But there’s something more complex going on here. The “Koch addition” approach is rooted in a strategic imperative Dems face: How can they create a framework within which voters will believe what they are saying about the real policy agenda Republicans are campaigning on?
A recent Post/ABC News poll found that Dems hold a real advantage on many issues, but nonetheless hold a disadvantage in Senate races. Polls show majorities agree with Dems on specific policies they’re campaigning on — the minimum wage; unemployment benefits; etc. But that’s bumping up against the structural reality that Senate control will largely be decided in seven states carried by Mitt Romney in 2012.
The challenge Dems say they face is to get voters to focus on actual positions held by GOP candidates, and on the fact that those positions are not in their economic interests. Why do these candidates oppose raising the minimum wage, or extending unemployment insurance, or expanding Medicaid, all of which would benefit so many people in the states they would represent? Republicans may claim a legitimate rationale for these positions, but the question is, how do you get voters to focus on the fact that these are really their positions?

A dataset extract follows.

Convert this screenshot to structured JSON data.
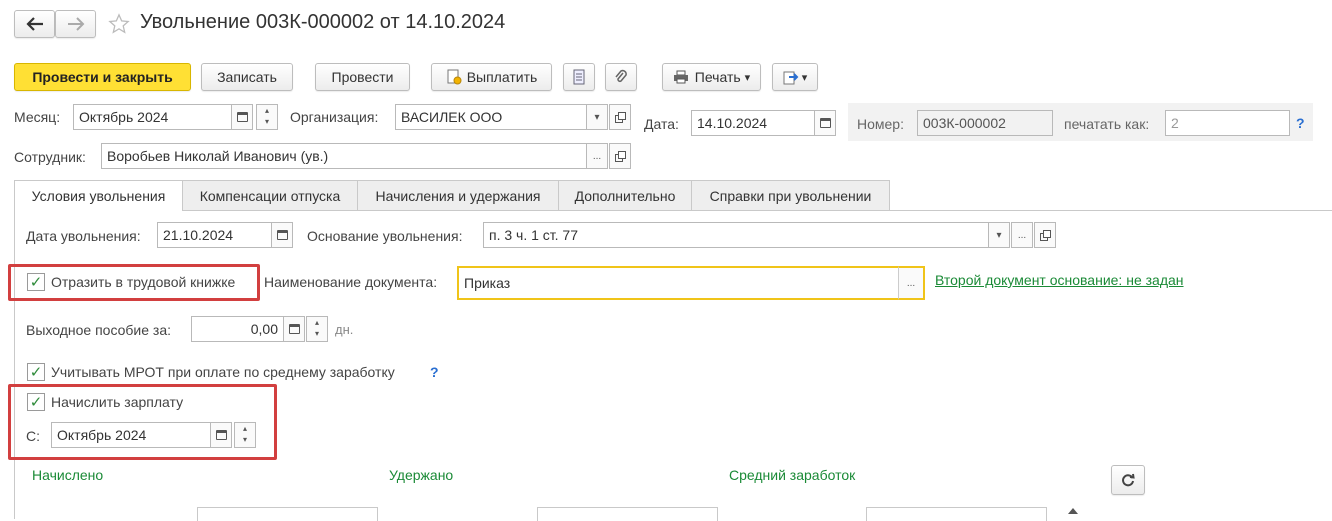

Or, on local issues: Why does GOP candidate Tom Cotton of Arkansas oppose the farm bill, which many others say would benefit the state? (AFP opposes it.) Where are the GOP Senate candidates in Alaska on the closing of a refinery in that state, which was criticized by many local officials? (Koch companies own it.)

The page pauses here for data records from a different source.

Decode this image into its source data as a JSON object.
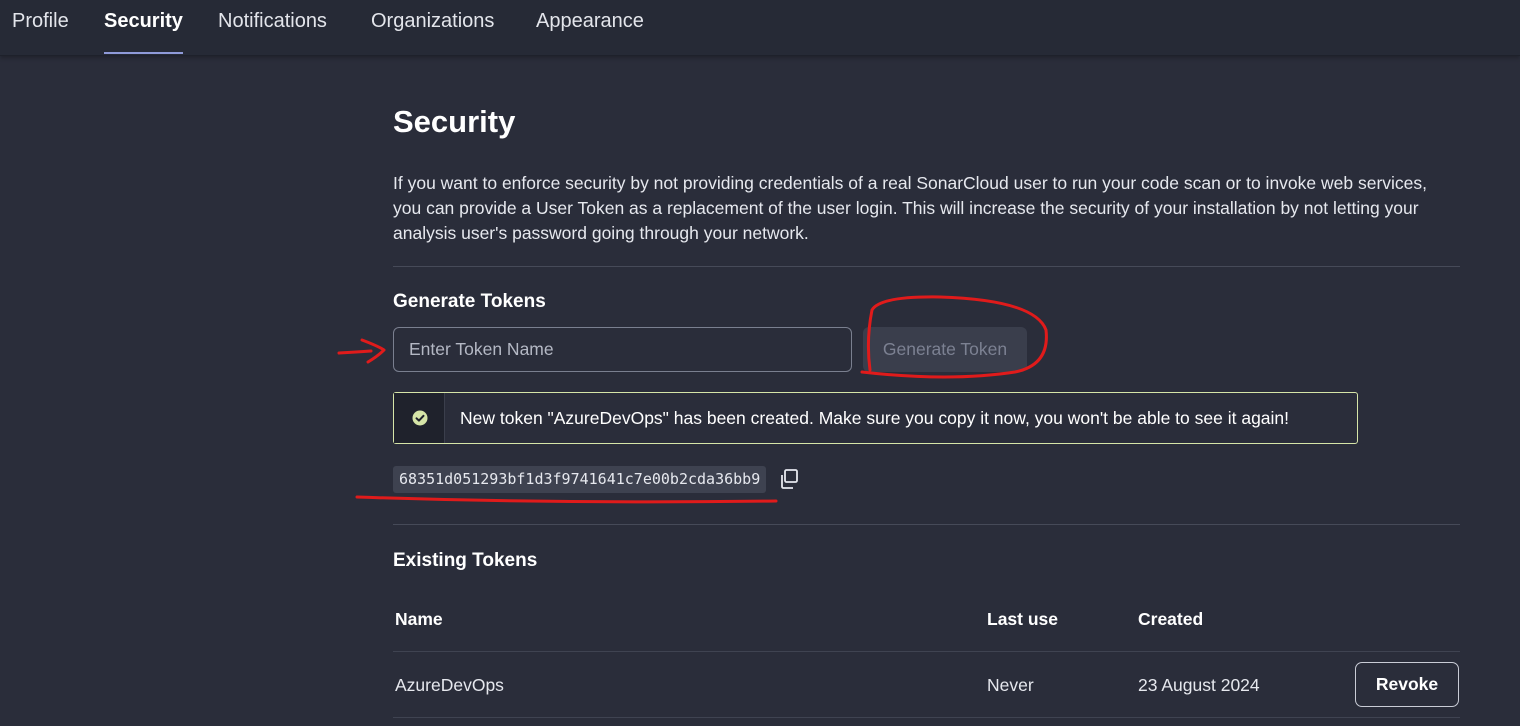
{
  "nav": {
    "tabs": [
      {
        "label": "Profile",
        "active": false
      },
      {
        "label": "Security",
        "active": true
      },
      {
        "label": "Notifications",
        "active": false
      },
      {
        "label": "Organizations",
        "active": false
      },
      {
        "label": "Appearance",
        "active": false
      }
    ]
  },
  "page": {
    "title": "Security",
    "description": "If you want to enforce security by not providing credentials of a real SonarCloud user to run your code scan or to invoke web services, you can provide a User Token as a replacement of the user login. This will increase the security of your installation by not letting your analysis user's password going through your network."
  },
  "generate": {
    "heading": "Generate Tokens",
    "input_value": "",
    "input_placeholder": "Enter Token Name",
    "button_label": "Generate Token",
    "button_disabled": true
  },
  "alert": {
    "icon": "check-circle-icon",
    "message": "New token \"AzureDevOps\" has been created. Make sure you copy it now, you won't be able to see it again!",
    "border_color": "#d6e5a8",
    "icon_color": "#d6e5a8"
  },
  "new_token": {
    "value": "68351d051293bf1d3f9741641c7e00b2cda36bb9",
    "copy_icon": "copy-icon"
  },
  "existing": {
    "heading": "Existing Tokens",
    "columns": {
      "name": "Name",
      "last_use": "Last use",
      "created": "Created"
    },
    "rows": [
      {
        "name": "AzureDevOps",
        "last_use": "Never",
        "created": "23 August 2024",
        "action_label": "Revoke"
      }
    ]
  },
  "colors": {
    "background": "#2a2d3a",
    "nav_background": "#262a36",
    "active_tab_underline": "#8f9ad8",
    "annotation_red": "#e01b1b"
  }
}
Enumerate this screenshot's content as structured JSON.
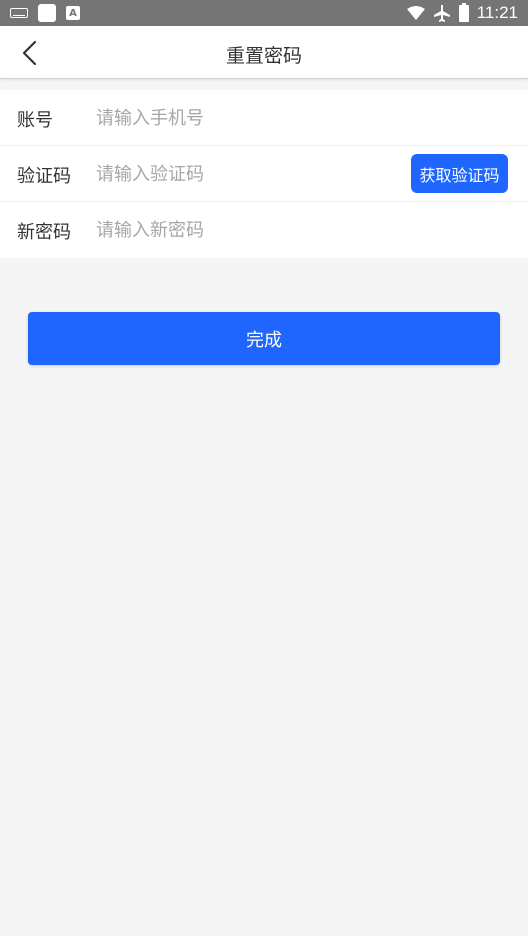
{
  "status_bar": {
    "time": "11:21",
    "left_icons": [
      "keyboard-icon",
      "notification-square-icon",
      "text-a-icon"
    ],
    "right_icons": [
      "wifi-icon",
      "airplane-icon",
      "battery-charging-icon"
    ]
  },
  "header": {
    "title": "重置密码",
    "back_icon": "chevron-left-icon"
  },
  "form": {
    "account": {
      "label": "账号",
      "placeholder": "请输入手机号",
      "value": ""
    },
    "code": {
      "label": "验证码",
      "placeholder": "请输入验证码",
      "value": "",
      "button_label": "获取验证码"
    },
    "new_password": {
      "label": "新密码",
      "placeholder": "请输入新密码",
      "value": ""
    }
  },
  "submit": {
    "label": "完成"
  },
  "colors": {
    "primary": "#1f66ff",
    "background": "#f5f5f5",
    "status_bar": "#757575",
    "text": "#333333",
    "placeholder": "#a6a6a6"
  }
}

Dems hope to focus voters on these actual positions by painting candidates as beholden to an agenda held by outside interests. The Koch brothers are a proxy for special interests in general, an easy-to-understand concept designed to create a narrative framework within which voters might reach the general conclusion that GOP candidates’ priorities aren’t in their states’ interests; they are serving something — or someone — else.
This is similar to the Dems’ Bain strategy of 2012. This was widely seen as nothing more than an effort to paint Romney as a heartless plutocrat. In reality, the goal was to create a framework within which voters could be persuaded of his actual policies and priorities, which research had shown voters simply weren’t prepared to accept.
The same thing is going on here. Will it work? Republican structural advantages may well prove very difficult to overcome. But it’s at least worth appreciating what Dems are actually up to.